Secretary-General Ban Ki-moon today urged action on two fronts ahead of next week"s United Nations climate change conference in Copenhagen as he marked the fiftieth anniversary of the signing of the Antarctic Treaty and commended European ministers for their work with the UN.
In a video address, the Secretary-General said that international cooperation in and for Antarctica provides an example for all. The Antarctic Treaty, signed by 47 countries, set aside the continent as a scientific preserve, established freedom of scientific investigation and banned military activity.
"I urge you to do your part to ensure that this month"s conference in Copenhagen lays the foundation for a legally binding climate treaty," said the Secretary-General.
"Commercial activities, in particular unsustainable fishing, adverse impacts of tourism and biological prospecting, could jeopardize the integrity of the fragile Antarctic ecosystem. But the greatest threat is climate change," he added.

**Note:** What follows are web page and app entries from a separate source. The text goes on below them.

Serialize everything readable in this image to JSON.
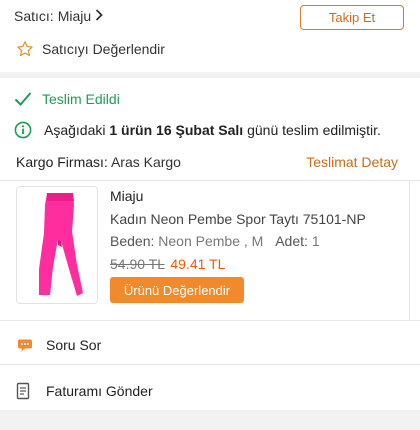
{
  "seller": {
    "label": "Satıcı:",
    "name": "Miaju",
    "follow_button": "Takip Et",
    "rate_label": "Satıcıyı Değerlendir"
  },
  "delivery": {
    "status": "Teslim Edildi",
    "info_prefix": "Aşağıdaki ",
    "info_bold": "1 ürün 16 Şubat Salı",
    "info_suffix": " günü teslim edilmiştir.",
    "cargo_label": "Kargo Firması:",
    "cargo_name": "Aras Kargo",
    "tracking_link": "Teslimat Detay"
  },
  "product": {
    "brand": "Miaju",
    "name": "Kadın Neon Pembe Spor Taytı 75101-NP",
    "size_label": "Beden:",
    "size_value": "Neon Pembe , M",
    "qty_label": "Adet:",
    "qty_value": "1",
    "old_price": "54.90 TL",
    "new_price": "49.41 TL",
    "review_button": "Ürünü Değerlendir",
    "image_color": "#ff2d9e"
  },
  "menu": [
    {
      "label": "Soru Sor",
      "icon": "chat-icon"
    },
    {
      "label": "Faturamı Gönder",
      "icon": "invoice-icon"
    }
  ],
  "colors": {
    "accent": "#f08a2c",
    "success": "#1f9d55"
  }
}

Meanwhile, at the ministerial council meeting of the Organization for Security and Co-operation in Europe (OSCE) in Athens, the Secretary-General called the bloc "an invaluable partner of the United Nations" and urged ministers to do their part to make Copenhagen a success.
"I look forward to new initiatives emanating from the long-standing cooperation among the OSCE, the UN Environmental Programme, the UN Development Programme and the United Nations Economic Commission for Europe (UNECE), under the umbrella of the Environment and Security Initiative."

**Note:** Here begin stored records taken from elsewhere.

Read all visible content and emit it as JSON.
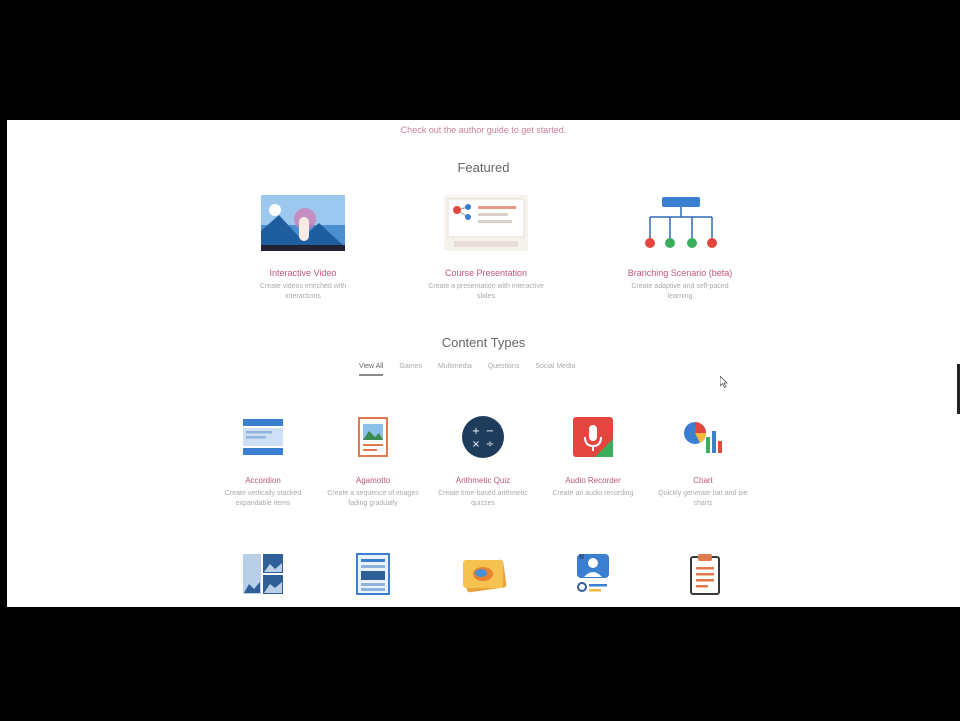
{
  "tagline": "Check out the author guide to get started.",
  "featured": {
    "title": "Featured",
    "items": [
      {
        "title": "Interactive Video",
        "desc": "Create videos enriched with interactions"
      },
      {
        "title": "Course Presentation",
        "desc": "Create a presentation with interactive slides"
      },
      {
        "title": "Branching Scenario (beta)",
        "desc": "Create adaptive and self-paced learning"
      }
    ]
  },
  "content_types": {
    "title": "Content Types",
    "tabs": [
      "View All",
      "Games",
      "Multimedia",
      "Questions",
      "Social Media"
    ],
    "active_tab": "View All",
    "items": [
      {
        "title": "Accordion",
        "desc": "Create vertically stacked expandable items"
      },
      {
        "title": "Agamotto",
        "desc": "Create a sequence of images fading gradually"
      },
      {
        "title": "Arithmetic Quiz",
        "desc": "Create time-based arithmetic quizzes"
      },
      {
        "title": "Audio Recorder",
        "desc": "Create an audio recording"
      },
      {
        "title": "Chart",
        "desc": "Quickly generate bar and pie charts"
      }
    ]
  }
}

In a statement delivered on his behalf by J"Kubi", Executive Secretary of UNECE, the Secretary-General added that the UN Regional Center for Preventive Diplomacy in Central Asia works with the OSCE to tackle climate change and manage shared resources, such as water.

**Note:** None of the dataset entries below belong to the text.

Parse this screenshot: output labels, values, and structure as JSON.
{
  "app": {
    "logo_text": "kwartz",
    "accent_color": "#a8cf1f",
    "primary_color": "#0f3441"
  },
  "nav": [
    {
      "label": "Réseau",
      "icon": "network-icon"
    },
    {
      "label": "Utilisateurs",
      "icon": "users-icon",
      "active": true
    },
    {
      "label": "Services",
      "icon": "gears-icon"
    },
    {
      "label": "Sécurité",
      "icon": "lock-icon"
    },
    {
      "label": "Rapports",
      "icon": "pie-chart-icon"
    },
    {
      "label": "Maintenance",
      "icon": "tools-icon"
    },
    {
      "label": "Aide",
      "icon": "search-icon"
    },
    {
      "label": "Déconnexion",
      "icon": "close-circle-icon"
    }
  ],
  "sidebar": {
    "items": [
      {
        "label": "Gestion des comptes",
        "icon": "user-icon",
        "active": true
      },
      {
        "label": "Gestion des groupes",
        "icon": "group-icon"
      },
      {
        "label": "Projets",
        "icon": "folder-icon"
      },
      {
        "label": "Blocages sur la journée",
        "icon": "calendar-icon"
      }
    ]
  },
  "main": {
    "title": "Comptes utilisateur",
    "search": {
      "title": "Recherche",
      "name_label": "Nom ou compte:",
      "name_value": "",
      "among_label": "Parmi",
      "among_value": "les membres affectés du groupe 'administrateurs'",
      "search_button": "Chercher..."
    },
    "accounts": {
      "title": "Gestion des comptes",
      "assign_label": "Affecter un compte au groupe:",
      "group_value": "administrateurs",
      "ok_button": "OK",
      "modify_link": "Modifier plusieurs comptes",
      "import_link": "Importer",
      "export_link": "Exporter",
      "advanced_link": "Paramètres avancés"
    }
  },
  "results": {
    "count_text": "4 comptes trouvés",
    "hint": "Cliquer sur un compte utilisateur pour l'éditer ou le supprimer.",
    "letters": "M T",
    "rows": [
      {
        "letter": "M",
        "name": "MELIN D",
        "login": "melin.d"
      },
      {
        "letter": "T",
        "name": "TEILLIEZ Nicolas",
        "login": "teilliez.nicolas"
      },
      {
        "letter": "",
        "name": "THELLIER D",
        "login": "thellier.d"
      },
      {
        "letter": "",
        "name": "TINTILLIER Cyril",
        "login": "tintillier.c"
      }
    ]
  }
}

"The relationship between the OSCE and the United Nations Economic Commission for Europe has continued to be exemplary. By joining forces to promote cross-border economic and environmental cooperation, the two are addressing a variety of socio-economic drivers of potential conflict," the statement read.
French archaeologists were shocked to discover the body of a woman who died in the 1600s in a great state of preservation, including all of her clothes.